The reason is that the real story is fairly dark for a children’s book. The pandemic caused my wife and me to be separated from our kids for several years. They lived in Jamaica with their Grandmother while we were in Florida.

The US immigration system essentially treats everyone as potential criminals. The requirement to demonstrate non-immigrant intent is considered so important that it’s literally written into U.S. law that there’s a presumption of intent to illegally immigrate. As such, people must prove with documentation that they have major ties to their home country such as owning a home or having a job.

Children, of course, cannot provide this documentation, so our kids were not even allowed to visit for holidays like Christmas. We could visit them in Jamaica, but they were not allowed to visit the USA at all.

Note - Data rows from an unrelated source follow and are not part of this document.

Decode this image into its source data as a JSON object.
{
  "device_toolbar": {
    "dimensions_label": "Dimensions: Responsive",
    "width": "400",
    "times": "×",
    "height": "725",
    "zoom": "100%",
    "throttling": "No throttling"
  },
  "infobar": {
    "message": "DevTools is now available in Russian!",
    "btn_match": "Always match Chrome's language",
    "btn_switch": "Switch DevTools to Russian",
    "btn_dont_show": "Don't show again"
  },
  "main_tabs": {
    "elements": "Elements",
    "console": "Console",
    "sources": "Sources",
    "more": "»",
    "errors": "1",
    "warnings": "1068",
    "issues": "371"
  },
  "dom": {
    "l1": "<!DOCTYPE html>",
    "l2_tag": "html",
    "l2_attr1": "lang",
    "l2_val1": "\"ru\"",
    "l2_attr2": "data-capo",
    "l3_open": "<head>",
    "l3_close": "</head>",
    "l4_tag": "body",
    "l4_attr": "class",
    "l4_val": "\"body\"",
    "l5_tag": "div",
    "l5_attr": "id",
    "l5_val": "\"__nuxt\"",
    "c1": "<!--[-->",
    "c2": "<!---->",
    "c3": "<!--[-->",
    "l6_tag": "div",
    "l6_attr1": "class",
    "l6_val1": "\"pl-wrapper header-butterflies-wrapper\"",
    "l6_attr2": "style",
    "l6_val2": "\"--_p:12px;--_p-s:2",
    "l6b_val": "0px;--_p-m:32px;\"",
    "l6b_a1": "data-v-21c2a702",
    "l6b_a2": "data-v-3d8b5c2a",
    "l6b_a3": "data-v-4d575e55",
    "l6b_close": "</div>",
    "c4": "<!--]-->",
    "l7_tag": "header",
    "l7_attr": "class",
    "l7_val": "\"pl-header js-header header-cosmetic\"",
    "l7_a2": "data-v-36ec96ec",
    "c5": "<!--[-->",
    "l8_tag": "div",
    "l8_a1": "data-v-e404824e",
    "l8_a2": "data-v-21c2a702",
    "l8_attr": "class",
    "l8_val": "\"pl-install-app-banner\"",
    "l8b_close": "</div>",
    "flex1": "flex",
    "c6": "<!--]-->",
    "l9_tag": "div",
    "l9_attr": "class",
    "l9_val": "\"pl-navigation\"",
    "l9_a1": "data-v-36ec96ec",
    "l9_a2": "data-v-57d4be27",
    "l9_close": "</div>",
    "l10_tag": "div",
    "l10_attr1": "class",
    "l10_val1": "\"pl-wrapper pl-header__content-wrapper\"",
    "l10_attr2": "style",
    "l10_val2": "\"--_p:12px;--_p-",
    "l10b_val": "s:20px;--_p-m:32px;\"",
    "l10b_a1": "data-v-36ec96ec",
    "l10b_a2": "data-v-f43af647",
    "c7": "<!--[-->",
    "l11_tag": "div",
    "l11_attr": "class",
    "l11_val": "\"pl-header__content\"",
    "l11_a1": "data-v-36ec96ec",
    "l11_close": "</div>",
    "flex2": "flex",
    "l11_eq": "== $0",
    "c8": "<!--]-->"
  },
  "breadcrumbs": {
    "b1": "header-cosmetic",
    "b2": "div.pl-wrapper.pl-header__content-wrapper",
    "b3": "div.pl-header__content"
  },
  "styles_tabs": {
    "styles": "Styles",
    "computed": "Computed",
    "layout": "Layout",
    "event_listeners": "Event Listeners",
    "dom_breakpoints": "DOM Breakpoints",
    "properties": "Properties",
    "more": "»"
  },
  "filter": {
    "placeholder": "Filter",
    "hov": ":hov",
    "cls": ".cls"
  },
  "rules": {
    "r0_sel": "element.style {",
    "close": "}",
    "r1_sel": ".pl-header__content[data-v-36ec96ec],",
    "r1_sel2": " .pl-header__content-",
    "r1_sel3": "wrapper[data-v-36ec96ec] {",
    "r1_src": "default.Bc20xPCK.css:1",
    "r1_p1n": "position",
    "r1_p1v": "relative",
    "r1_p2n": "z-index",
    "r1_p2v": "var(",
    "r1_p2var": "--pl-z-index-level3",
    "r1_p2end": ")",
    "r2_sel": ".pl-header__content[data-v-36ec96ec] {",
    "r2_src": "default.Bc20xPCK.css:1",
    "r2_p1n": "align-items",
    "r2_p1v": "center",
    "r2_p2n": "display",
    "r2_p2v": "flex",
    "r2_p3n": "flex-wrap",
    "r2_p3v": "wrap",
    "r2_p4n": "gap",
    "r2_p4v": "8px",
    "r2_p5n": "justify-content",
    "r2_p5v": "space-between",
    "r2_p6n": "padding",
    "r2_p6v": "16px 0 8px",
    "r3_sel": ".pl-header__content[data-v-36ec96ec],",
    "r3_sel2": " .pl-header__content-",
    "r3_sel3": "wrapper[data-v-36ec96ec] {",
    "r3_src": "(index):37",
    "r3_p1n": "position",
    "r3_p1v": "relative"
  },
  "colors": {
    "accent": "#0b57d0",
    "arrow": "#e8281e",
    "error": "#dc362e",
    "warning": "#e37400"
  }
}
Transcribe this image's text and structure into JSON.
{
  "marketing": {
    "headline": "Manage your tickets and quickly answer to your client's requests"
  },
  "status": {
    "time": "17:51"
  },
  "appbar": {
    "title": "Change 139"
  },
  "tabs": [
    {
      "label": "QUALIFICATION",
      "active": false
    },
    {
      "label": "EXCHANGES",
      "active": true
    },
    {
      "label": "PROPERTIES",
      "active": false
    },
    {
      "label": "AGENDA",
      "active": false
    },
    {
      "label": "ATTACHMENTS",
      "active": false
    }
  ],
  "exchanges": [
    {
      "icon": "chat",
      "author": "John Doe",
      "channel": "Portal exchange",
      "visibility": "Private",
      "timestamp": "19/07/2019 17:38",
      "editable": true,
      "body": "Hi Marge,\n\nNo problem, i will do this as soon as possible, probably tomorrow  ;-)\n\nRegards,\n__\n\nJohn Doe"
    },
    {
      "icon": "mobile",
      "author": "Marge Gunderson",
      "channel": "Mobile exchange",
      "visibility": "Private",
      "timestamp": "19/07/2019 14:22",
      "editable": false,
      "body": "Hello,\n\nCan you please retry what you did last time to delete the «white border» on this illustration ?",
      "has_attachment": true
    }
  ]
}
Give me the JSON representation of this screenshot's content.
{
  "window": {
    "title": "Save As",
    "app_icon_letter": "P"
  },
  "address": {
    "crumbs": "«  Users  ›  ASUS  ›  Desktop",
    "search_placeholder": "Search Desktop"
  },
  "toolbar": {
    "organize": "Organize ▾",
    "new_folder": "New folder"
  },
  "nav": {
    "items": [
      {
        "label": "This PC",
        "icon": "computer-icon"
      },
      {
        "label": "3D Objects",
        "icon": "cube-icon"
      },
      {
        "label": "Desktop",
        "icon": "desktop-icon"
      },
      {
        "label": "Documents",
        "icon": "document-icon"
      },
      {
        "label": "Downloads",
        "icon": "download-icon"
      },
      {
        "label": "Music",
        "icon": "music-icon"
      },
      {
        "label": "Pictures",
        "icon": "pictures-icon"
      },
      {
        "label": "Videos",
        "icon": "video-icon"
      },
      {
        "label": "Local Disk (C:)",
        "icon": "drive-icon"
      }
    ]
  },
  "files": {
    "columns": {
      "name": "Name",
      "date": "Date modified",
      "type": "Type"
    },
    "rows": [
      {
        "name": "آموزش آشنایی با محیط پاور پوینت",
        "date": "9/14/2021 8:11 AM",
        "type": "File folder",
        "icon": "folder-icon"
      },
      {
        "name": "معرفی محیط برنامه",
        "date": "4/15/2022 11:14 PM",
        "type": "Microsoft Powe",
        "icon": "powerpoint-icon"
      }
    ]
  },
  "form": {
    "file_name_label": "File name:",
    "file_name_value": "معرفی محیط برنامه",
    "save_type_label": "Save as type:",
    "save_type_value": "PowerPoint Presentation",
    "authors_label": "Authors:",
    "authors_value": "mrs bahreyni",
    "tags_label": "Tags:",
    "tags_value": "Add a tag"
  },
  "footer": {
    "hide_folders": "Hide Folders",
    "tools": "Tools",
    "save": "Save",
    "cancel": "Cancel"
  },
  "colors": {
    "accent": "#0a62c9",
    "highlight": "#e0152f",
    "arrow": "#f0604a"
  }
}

Our intent was to follow the law and not jeopardize their immigration status, but it didn’t matter. The system unfairly keeps families separated for years at a time.

While many other families went through the same struggles, the major complication was that Grandmother became ill and was in horrible pain. My wife flew to Jamaica to help, but the Jamaican healthcare system could not help due to the strain on the system by COVID cases.

After waiting months for tests, we eventually found out that Grandma had pancreatic cancer. But the Jamaican hospitals could not offer treatment, never mind painkillers. Thankfully, after several months Grandma received an expedited travel visa to receive medical care in Florida.

But it was too late. She already had Stage 4 Cancer and so all the doctors could do was make her comfortable in hospice care.

Thus, the only reason that the real-life Princess Zee was allowed to immigrate to America was that her grandmother died and she was given expedited green card processing to attend the funeral in Florida. Grandmother’s family lost her house. Zee’s aunt and uncle were suddenly homeless in Jamaica, and they could not attend their own mother’s funeral due to the aforementioned immigrant intent in law. That’s not exactly a “And They Lived Happily Ever After” ending…

My wife and I agreed that this crucial part of the real story would not be in the book. What then would provide obstacles for our protagonist to overcome? I decided to make the pandemic the main hardship by shifting the timeline around so that the pandemic began much later in the immigration process.

I also did not want to make our flawed immigration system the villain of the story by overly emphasizing the logistical and political problems. This is a children’s book about overcoming adversity based on good character, not a political soapbox.

I’m hoping that families and their children can identify with the struggles of the fictional Princess Zee. It’s our story and I want children to be encouraged to keep pursuing the right thing even when the system is unfair.

Leave a Comment